Transformational grammar, which seeks to teach grammar in conjunction with everyday speech and usage
patterns, stands seemingly in opposition to the prescriptive method. This method used to require teachers to teach grammar in a standalone, formal, technically "correct" way. On which end of the spectrum should the teacher err?
Most teachers, even those in private schools, have a set of prescribed standards which must be followed. These standards are often set by the state, and include relatively detailed instructions as to how grammar must be taught.
Within these standards, there is often plenty of room for a middle ground between the prescriptive and transformational methods. For example, a teacher may instruct his or her students in basic grammar for a portion of the period and put those methods into practice during more formal reading and writing exercises.
On the basis of the students' grammar background, map a curriculum that includes a variety of exercises, including standalone grammar lessons, that will play to their strengths and build up their weaknesses. All of this should be done under the guidelines set forth by state or school standards, the backbone of your curriculum.
No matter what age level you end up teaching, it is important to begin each year with the fundamentals of grammar so that you know what the students have learned and what you can build upon.
The parts of speech is an excellent place to begin, as confusion between nouns and verbs, adjectives and adverbs will make any more complicated instruction rather difficult. Emphasize spelling and vocabulary to complement the basics. By revisiting some of the concepts with which they are already familiar, you will bolster the importance of the concepts and create a solid foundation that can be improved over the course of a year.
Consider the different approaches you might take to grammar instruction. After covering the basics, you might find that your students are well versed in matters of syntax, vocabulary, and the parts of speech. Some classes will be more advanced than others.
Seek out teaching materials that play to the students' strengths.

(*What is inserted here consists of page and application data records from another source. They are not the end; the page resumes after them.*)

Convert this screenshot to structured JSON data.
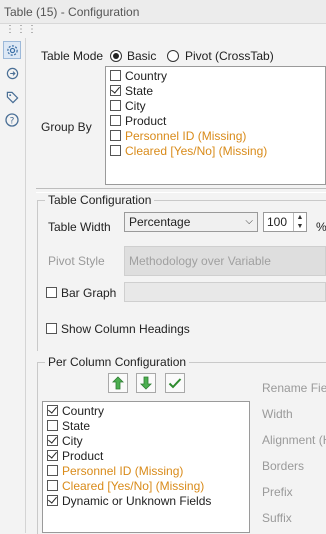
{
  "window": {
    "title": "Table (15) - Configuration"
  },
  "sidebar": {
    "icons": [
      "gear-icon",
      "connection-icon",
      "tag-icon",
      "help-icon"
    ]
  },
  "table_mode": {
    "label": "Table Mode",
    "options": [
      {
        "label": "Basic",
        "selected": true
      },
      {
        "label": "Pivot (CrossTab)",
        "selected": false
      }
    ]
  },
  "group_by": {
    "label": "Group By",
    "items": [
      {
        "label": "Country",
        "checked": false,
        "missing": false
      },
      {
        "label": "State",
        "checked": true,
        "missing": false
      },
      {
        "label": "City",
        "checked": false,
        "missing": false
      },
      {
        "label": "Product",
        "checked": false,
        "missing": false
      },
      {
        "label": "Personnel ID (Missing)",
        "checked": false,
        "missing": true
      },
      {
        "label": "Cleared [Yes/No] (Missing)",
        "checked": false,
        "missing": true
      }
    ]
  },
  "table_config": {
    "title": "Table Configuration",
    "width_label": "Table Width",
    "width_value": "Percentage",
    "width_number": "100",
    "width_unit": "%",
    "pivot_style_label": "Pivot Style",
    "pivot_style_value": "Methodology over Variable",
    "bar_graph_label": "Bar Graph",
    "bar_graph_checked": false,
    "show_headings_label": "Show Column Headings",
    "show_headings_checked": false
  },
  "per_column": {
    "title": "Per Column Configuration",
    "toolbar": [
      "move-up-icon",
      "move-down-icon",
      "check-all-icon"
    ],
    "items": [
      {
        "label": "Country",
        "checked": true,
        "missing": false
      },
      {
        "label": "State",
        "checked": false,
        "missing": false
      },
      {
        "label": "City",
        "checked": true,
        "missing": false
      },
      {
        "label": "Product",
        "checked": true,
        "missing": false
      },
      {
        "label": "Personnel ID (Missing)",
        "checked": false,
        "missing": true
      },
      {
        "label": "Cleared [Yes/No] (Missing)",
        "checked": false,
        "missing": true
      },
      {
        "label": "Dynamic or Unknown Fields",
        "checked": true,
        "missing": false
      }
    ],
    "properties": [
      "Rename Field",
      "Width",
      "Alignment (H)",
      "Borders",
      "Prefix",
      "Suffix"
    ]
  },
  "colors": {
    "accent": "#2e8b2e",
    "missing": "#d98b1a",
    "muted": "#9a9a9a"
  }
}
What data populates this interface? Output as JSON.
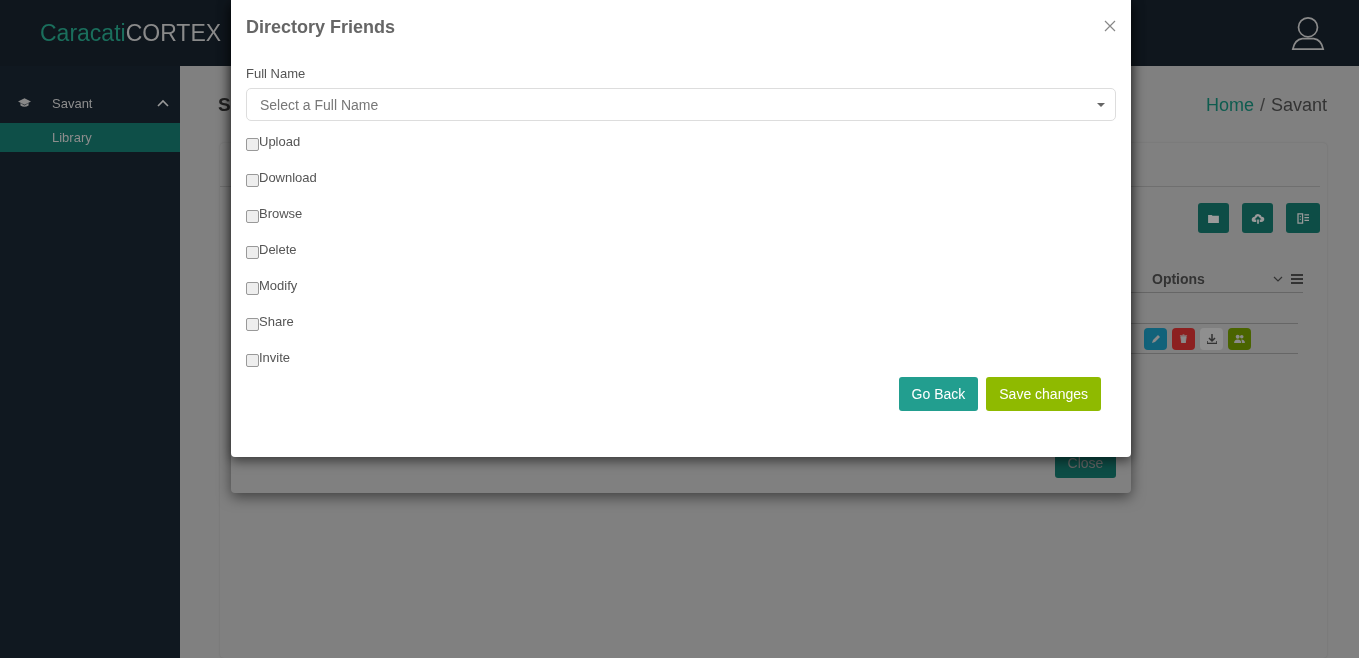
{
  "app": {
    "logo_primary": "Caracati",
    "logo_secondary": "CORTEX"
  },
  "sidebar": {
    "items": [
      {
        "label": "Savant",
        "expanded": true,
        "children": [
          {
            "label": "Library",
            "selected": true
          }
        ]
      }
    ]
  },
  "page": {
    "title": "S",
    "breadcrumb_separator": "/",
    "breadcrumb": [
      {
        "label": "Home",
        "link": true
      },
      {
        "label": "Savant",
        "link": false
      }
    ],
    "table": {
      "columns": [
        {
          "label": "Options"
        }
      ]
    }
  },
  "underlying_modal": {
    "buttons": [
      "Close"
    ]
  },
  "modal": {
    "title": "Directory Friends",
    "field": {
      "label": "Full Name",
      "placeholder": "Select a Full Name"
    },
    "permissions": [
      {
        "label": "Upload",
        "checked": false
      },
      {
        "label": "Download",
        "checked": false
      },
      {
        "label": "Browse",
        "checked": false
      },
      {
        "label": "Delete",
        "checked": false
      },
      {
        "label": "Modify",
        "checked": false
      },
      {
        "label": "Share",
        "checked": false
      },
      {
        "label": "Invite",
        "checked": false
      }
    ],
    "buttons": [
      {
        "label": "Go Back",
        "kind": "secondary"
      },
      {
        "label": "Save changes",
        "kind": "primary"
      }
    ]
  }
}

If one approach simply does not work, try another! Throughout the course of a school year, it is to be expected that some lessons will fall flat. Commit to learning from the experience, pick yourself up and try again.
Grammar skills mean little if they don't show in a student's writing.
The more your students write, edit their own writing, and see your corrections, the better they'll do on the next assignment. Allow them a level of freedom when they're doing more creative projects, but hold the line on more formal assignments.
In each unit, emphasize the importance of syntax, vocabulary, and spelling. As you do, you'll see your students improve dramatically throughout the course of a school year.